Tenor Ian Bostridge has already recorded Schubert's song cycle Winterreise, D. 911, twice, and he has described his relationship with the cycle as an obsession. This third attempt might easily have turned into an overthought disaster, but it most assuredly does not: this is a major Winterreise. There are several major virtues in its favor. Bostridge and Thomas Adès, a wonderful accompanist not at all added simply for his celebrity value, had performed the cycle live for several years before this live version from Wigmore Hall, appeared in 2019. Adès responds confidently to the small details Bostridge has teased out of the music. In his mid-50s, Bostridge's voice has acquired a burnished sound that serves him especially well in Schubert's lower register. Sample the second strain of Gefrorne Tränen with its repeated low C, and you'll find a more natural sound than in other tenor versions, including Bostridge's own.
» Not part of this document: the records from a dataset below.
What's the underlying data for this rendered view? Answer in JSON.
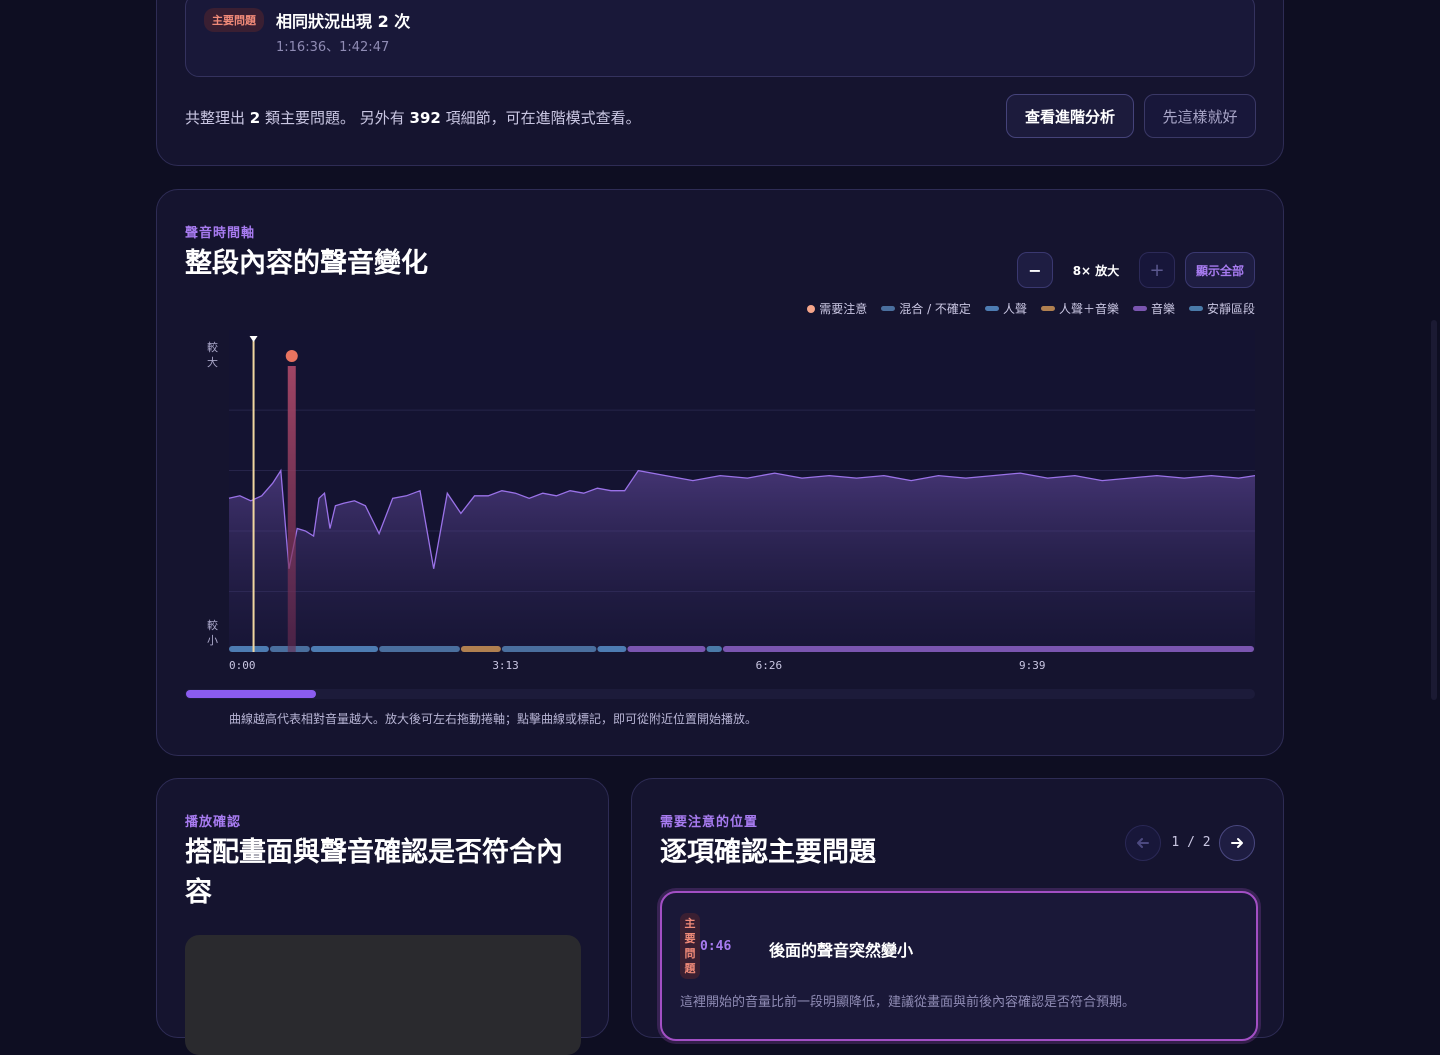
{
  "issue_card": {
    "badge": "主要問題",
    "title": "相同狀況出現 2 次",
    "times": "1:16:36、1:42:47",
    "summary_pre": "共整理出 ",
    "summary_count_main": "2",
    "summary_mid": " 類主要問題。 另外有 ",
    "summary_count_detail": "392",
    "summary_post": " 項細節，可在進階模式查看。",
    "advanced_button": "查看進階分析",
    "dismiss_button": "先這樣就好"
  },
  "timeline": {
    "eyebrow": "聲音時間軸",
    "title": "整段內容的聲音變化",
    "zoom_out": "−",
    "zoom_label": "8× 放大",
    "zoom_in": "+",
    "show_all": "顯示全部",
    "legend": [
      {
        "label": "需要注意",
        "color": "#f5a58a",
        "shape": "dot"
      },
      {
        "label": "混合 / 不確定",
        "color": "#4a6f9e",
        "shape": "bar"
      },
      {
        "label": "人聲",
        "color": "#4d7cb2",
        "shape": "bar"
      },
      {
        "label": "人聲＋音樂",
        "color": "#b08050",
        "shape": "bar"
      },
      {
        "label": "音樂",
        "color": "#7a55b0",
        "shape": "bar"
      },
      {
        "label": "安靜區段",
        "color": "#4a7aa8",
        "shape": "bar"
      }
    ],
    "y_top": "較大",
    "y_bottom": "較小",
    "help": "曲線越高代表相對音量越大。放大後可左右拖動捲軸；點擊曲線或標記，即可從附近位置開始播放。"
  },
  "chart_data": {
    "type": "area",
    "title": "",
    "xlabel": "",
    "ylabel": "",
    "x_ticks": [
      "0:00",
      "3:13",
      "6:26",
      "9:39"
    ],
    "x_range_seconds": [
      0,
      752
    ],
    "ylim": [
      0,
      1
    ],
    "grid": true,
    "legend_position": "top-right",
    "series": [
      {
        "type": "area",
        "x": [
          0,
          8,
          16,
          24,
          32,
          38,
          44,
          50,
          56,
          62,
          66,
          70,
          74,
          78,
          84,
          92,
          100,
          110,
          120,
          130,
          140,
          150,
          160,
          170,
          180,
          190,
          200,
          210,
          220,
          230,
          240,
          250,
          260,
          270,
          280,
          290,
          300,
          320,
          340,
          360,
          380,
          400,
          420,
          440,
          460,
          480,
          500,
          520,
          540,
          560,
          580,
          600,
          620,
          640,
          660,
          680,
          700,
          720,
          740,
          752
        ],
        "values": [
          0.61,
          0.62,
          0.6,
          0.62,
          0.67,
          0.72,
          0.33,
          0.49,
          0.48,
          0.46,
          0.61,
          0.63,
          0.49,
          0.58,
          0.59,
          0.6,
          0.58,
          0.47,
          0.61,
          0.62,
          0.64,
          0.33,
          0.63,
          0.55,
          0.62,
          0.62,
          0.64,
          0.63,
          0.61,
          0.63,
          0.62,
          0.64,
          0.63,
          0.65,
          0.64,
          0.64,
          0.72,
          0.7,
          0.68,
          0.7,
          0.69,
          0.71,
          0.69,
          0.7,
          0.69,
          0.7,
          0.68,
          0.7,
          0.69,
          0.7,
          0.71,
          0.69,
          0.7,
          0.68,
          0.69,
          0.7,
          0.69,
          0.7,
          0.69,
          0.7
        ]
      }
    ],
    "markers": [
      {
        "x": 18,
        "label": "playhead",
        "color": "#f0d6a0"
      },
      {
        "x": 46,
        "label": "需要注意",
        "color": "#e8735f"
      }
    ],
    "segments": [
      {
        "start": 0,
        "end": 30,
        "kind": "人聲"
      },
      {
        "start": 30,
        "end": 60,
        "kind": "混合 / 不確定"
      },
      {
        "start": 60,
        "end": 110,
        "kind": "人聲"
      },
      {
        "start": 110,
        "end": 170,
        "kind": "混合 / 不確定"
      },
      {
        "start": 170,
        "end": 200,
        "kind": "人聲＋音樂"
      },
      {
        "start": 200,
        "end": 270,
        "kind": "混合 / 不確定"
      },
      {
        "start": 270,
        "end": 292,
        "kind": "人聲"
      },
      {
        "start": 292,
        "end": 350,
        "kind": "音樂"
      },
      {
        "start": 350,
        "end": 362,
        "kind": "安靜區段"
      },
      {
        "start": 362,
        "end": 752,
        "kind": "音樂"
      }
    ]
  },
  "playback": {
    "eyebrow": "播放確認",
    "title_line1": "搭配畫面與聲音確認是否符合內",
    "title_line2": "容"
  },
  "review": {
    "eyebrow": "需要注意的位置",
    "title": "逐項確認主要問題",
    "pager": "1 / 2",
    "item_badge": "主要問題",
    "item_time": "0:46",
    "item_title": "後面的聲音突然變小",
    "item_desc": "這裡開始的音量比前一段明顯降低，建議從畫面與前後內容確認是否符合預期。"
  }
}
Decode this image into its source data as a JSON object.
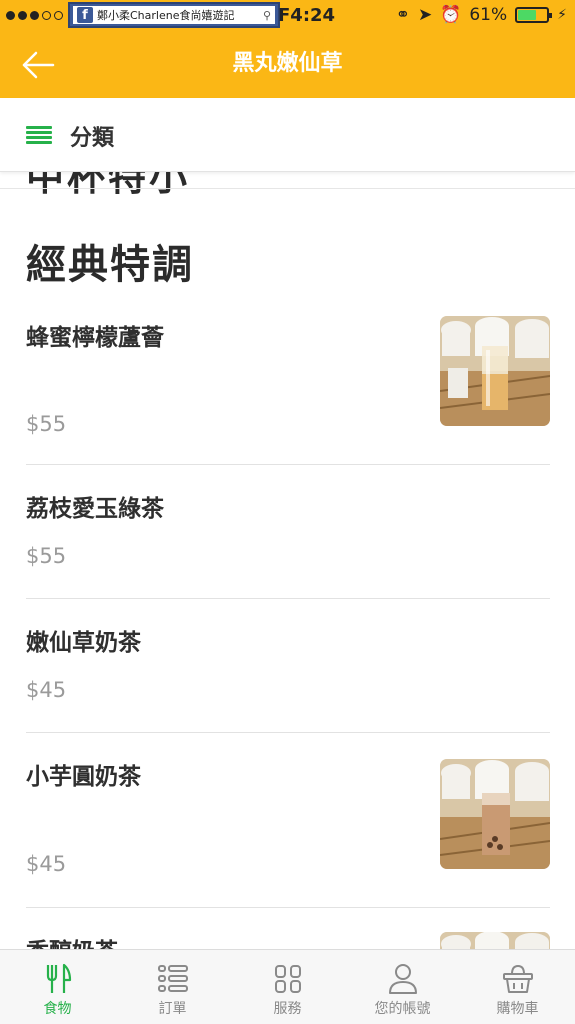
{
  "status_bar": {
    "time": "F4:24",
    "battery": "61%",
    "overlay_text": "鄭小柔Charlene食尚嬉遊記",
    "overlay_logo": "f"
  },
  "header": {
    "title": "黑丸嫩仙草",
    "color": "#fbb715"
  },
  "category_bar": {
    "label": "分類",
    "accent": "#26b14a"
  },
  "content": {
    "previous_section_title_cut": "中杯特小",
    "section_title": "經典特調",
    "items": [
      {
        "name": "蜂蜜檸檬蘆薈",
        "price": "$55",
        "has_image": true
      },
      {
        "name": "荔枝愛玉綠茶",
        "price": "$55",
        "has_image": false
      },
      {
        "name": "嫩仙草奶茶",
        "price": "$45",
        "has_image": false
      },
      {
        "name": "小芋圓奶茶",
        "price": "$45",
        "has_image": true
      },
      {
        "name": "香醇奶茶",
        "price": "",
        "has_image": true
      }
    ]
  },
  "tabbar": {
    "tabs": [
      {
        "label": "食物",
        "icon": "fork-knife-icon",
        "active": true
      },
      {
        "label": "訂單",
        "icon": "order-list-icon",
        "active": false
      },
      {
        "label": "服務",
        "icon": "service-grid-icon",
        "active": false
      },
      {
        "label": "您的帳號",
        "icon": "person-icon",
        "active": false
      },
      {
        "label": "購物車",
        "icon": "basket-icon",
        "active": false
      }
    ]
  }
}
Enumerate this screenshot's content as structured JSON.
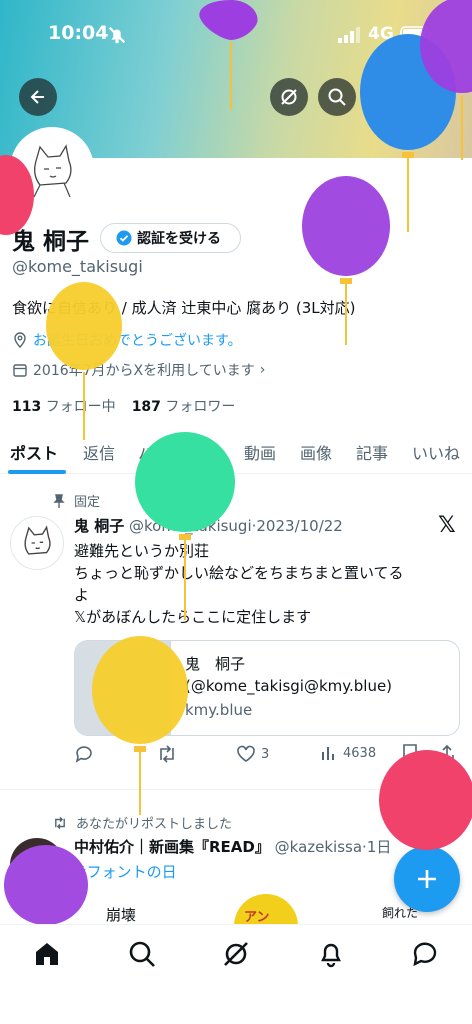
{
  "status": {
    "time": "10:04",
    "network": "4G"
  },
  "profile": {
    "name": "鬼 桐子",
    "verify_button": "認証を受ける",
    "handle": "@kome_takisugi",
    "bio": "食欲に自信あり / 成人済 辻東中心 腐あり (3L対応)",
    "birthday_text": "お誕生日おめでとうございます。",
    "joined": "2016年7月からXを利用しています",
    "following_count": "113",
    "following_label": "フォロー中",
    "followers_count": "187",
    "followers_label": "フォロワー"
  },
  "tabs": [
    "ポスト",
    "返信",
    "ハイライト",
    "動画",
    "画像",
    "記事",
    "いいね"
  ],
  "pinned_tweet": {
    "pinned_label": "固定",
    "author": "鬼 桐子",
    "handle": "@kome_takisugi",
    "date": "·2023/10/22",
    "lines": [
      "避難先というか別荘",
      "ちょっと恥ずかしい絵などをちまちまと置いてる",
      "よ",
      "𝕏があぼんしたらここに定住します"
    ],
    "card_title_1": "鬼　桐子",
    "card_title_2": "(@kome_takisgi@kmy.blue)",
    "card_domain": "kmy.blue",
    "likes": "3",
    "views": "4638"
  },
  "second_tweet": {
    "repost_label": "あなたがリポストしました",
    "author": "中村佑介｜新画集『READ』",
    "handle": "@kazekissa",
    "date": "·1日",
    "hashtag": "#フォントの日",
    "media_text_1": "崩壊",
    "media_text_2": "アン",
    "media_text_3": "飼れた"
  },
  "colors": {
    "accent": "#1d9bf0",
    "text": "#0f1419",
    "muted": "#536471"
  },
  "icons": [
    "back-arrow-icon",
    "grok-icon",
    "search-icon",
    "edit-icon",
    "share-icon",
    "location-icon",
    "calendar-icon",
    "pin-icon",
    "x-logo-icon",
    "reply-icon",
    "retweet-icon",
    "like-icon",
    "views-icon",
    "bookmark-icon",
    "repost-icon",
    "plus-icon",
    "home-icon",
    "notifications-icon",
    "messages-icon"
  ]
}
Most important of all is the care Bostridge has lavished on every phrase; and this is all without getting lost in the details. He applies plenty of tempo rubato to bring out individual ideas in the text, and at several points (including the final Der Leiermann) really takes his time, but the basic strophic structure of the songs, and the varied parallelism Schubert superimposes on it, is never lost. Pentatone's live sound is impressive, and this is a must-have Winterreise and a career-making album for Bostridge.
AllMusic Review by James Manheim
|Winterreise, Op. 89, D911|